== Your goal ==
Which lines of the data include the string "subtitle"? List them all.

:::::

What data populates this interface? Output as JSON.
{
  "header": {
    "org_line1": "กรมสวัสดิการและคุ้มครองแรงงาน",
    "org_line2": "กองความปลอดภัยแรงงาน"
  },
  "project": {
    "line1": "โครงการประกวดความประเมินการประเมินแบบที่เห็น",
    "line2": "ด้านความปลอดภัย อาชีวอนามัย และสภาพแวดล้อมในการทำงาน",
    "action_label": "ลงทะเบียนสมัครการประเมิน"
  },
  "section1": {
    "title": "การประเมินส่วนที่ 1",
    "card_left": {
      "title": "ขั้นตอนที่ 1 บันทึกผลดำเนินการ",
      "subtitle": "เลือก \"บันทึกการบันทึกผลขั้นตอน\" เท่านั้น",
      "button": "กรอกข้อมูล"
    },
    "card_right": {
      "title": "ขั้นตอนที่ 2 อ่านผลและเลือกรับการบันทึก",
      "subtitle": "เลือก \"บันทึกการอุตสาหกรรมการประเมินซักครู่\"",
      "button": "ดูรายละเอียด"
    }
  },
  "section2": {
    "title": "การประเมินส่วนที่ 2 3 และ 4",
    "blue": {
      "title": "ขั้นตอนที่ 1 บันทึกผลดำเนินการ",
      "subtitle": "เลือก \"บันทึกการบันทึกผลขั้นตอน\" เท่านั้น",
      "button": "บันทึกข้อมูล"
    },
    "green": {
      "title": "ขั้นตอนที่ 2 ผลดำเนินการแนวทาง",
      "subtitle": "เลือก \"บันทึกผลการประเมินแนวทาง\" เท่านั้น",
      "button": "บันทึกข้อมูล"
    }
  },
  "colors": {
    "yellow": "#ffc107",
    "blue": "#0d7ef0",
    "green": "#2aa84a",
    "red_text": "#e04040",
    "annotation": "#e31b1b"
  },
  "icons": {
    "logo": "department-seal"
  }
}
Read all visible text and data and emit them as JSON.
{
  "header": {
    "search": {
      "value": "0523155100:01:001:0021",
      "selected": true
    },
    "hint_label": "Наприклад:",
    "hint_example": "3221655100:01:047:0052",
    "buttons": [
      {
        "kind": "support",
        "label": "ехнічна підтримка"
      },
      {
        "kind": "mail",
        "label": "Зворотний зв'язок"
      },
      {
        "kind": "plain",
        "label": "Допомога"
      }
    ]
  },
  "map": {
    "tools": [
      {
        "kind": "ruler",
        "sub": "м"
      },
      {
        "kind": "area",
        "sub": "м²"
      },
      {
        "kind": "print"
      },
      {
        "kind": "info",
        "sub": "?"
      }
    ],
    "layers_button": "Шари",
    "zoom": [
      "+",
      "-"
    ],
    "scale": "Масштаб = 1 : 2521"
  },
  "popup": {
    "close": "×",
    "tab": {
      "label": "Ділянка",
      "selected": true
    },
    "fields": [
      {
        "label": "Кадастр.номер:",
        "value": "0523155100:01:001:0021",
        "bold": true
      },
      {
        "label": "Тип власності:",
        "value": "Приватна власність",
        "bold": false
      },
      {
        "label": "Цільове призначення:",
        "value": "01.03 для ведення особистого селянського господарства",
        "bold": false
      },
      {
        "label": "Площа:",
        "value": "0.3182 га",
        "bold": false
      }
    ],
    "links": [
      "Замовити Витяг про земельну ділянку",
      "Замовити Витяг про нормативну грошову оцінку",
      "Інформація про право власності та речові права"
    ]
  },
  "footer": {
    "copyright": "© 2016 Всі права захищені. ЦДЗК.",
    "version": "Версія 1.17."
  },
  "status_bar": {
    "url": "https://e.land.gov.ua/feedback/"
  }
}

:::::

== Your response ==
      "subtitle": "เลือก \"บันทึกการบันทึกผลขั้นตอน\" เท่านั้น",
      "subtitle": "เลือก \"บันทึกการอุตสาหกรรมการประเมินซักครู่\"",
      "subtitle": "เลือก \"บันทึกการบันทึกผลขั้นตอน\" เท่านั้น",
      "subtitle": "เลือก \"บันทึกผลการประเมินแนวทาง\" เท่านั้น",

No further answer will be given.